REQUIREMENT: Quote all entries in full, exactly.

════

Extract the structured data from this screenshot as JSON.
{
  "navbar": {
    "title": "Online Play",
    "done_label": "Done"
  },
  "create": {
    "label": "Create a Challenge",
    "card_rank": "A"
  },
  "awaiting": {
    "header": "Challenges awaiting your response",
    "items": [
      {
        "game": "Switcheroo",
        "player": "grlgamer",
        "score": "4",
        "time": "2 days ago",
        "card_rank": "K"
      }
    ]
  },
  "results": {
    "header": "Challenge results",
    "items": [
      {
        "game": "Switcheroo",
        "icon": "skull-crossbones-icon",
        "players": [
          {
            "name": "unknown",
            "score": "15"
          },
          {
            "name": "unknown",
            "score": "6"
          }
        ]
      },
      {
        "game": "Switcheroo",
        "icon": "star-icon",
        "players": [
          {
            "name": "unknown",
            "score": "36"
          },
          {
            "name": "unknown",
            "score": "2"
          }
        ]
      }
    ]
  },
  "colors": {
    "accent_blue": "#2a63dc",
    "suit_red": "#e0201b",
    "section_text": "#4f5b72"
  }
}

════

TASK SOLUTION:
Extract the structured data from this screenshot as JSON.
{
  "navbar": {
    "title": "Online Play",
    "done_label": "Done"
  },
  "create": {
    "label": "Create a Challenge",
    "card_rank": "A"
  },
  "awaiting": {
    "header": "Challenges awaiting your response",
    "items": [
      {
        "game": "Switcheroo",
        "player": "grlgamer",
        "score": "4",
        "time": "2 days ago",
        "card_rank": "K"
      }
    ]
  },
  "results": {
    "header": "Challenge results",
    "items": [
      {
        "game": "Switcheroo",
        "icon": "skull-crossbones-icon",
        "players": [
          {
            "name": "unknown",
            "score": "15"
          },
          {
            "name": "unknown",
            "score": "6"
          }
        ]
      },
      {
        "game": "Switcheroo",
        "icon": "star-icon",
        "players": [
          {
            "name": "unknown",
            "score": "36"
          },
          {
            "name": "unknown",
            "score": "2"
          }
        ]
      }
    ]
  },
  "colors": {
    "accent_blue": "#2a63dc",
    "suit_red": "#e0201b",
    "section_text": "#4f5b72"
  }
}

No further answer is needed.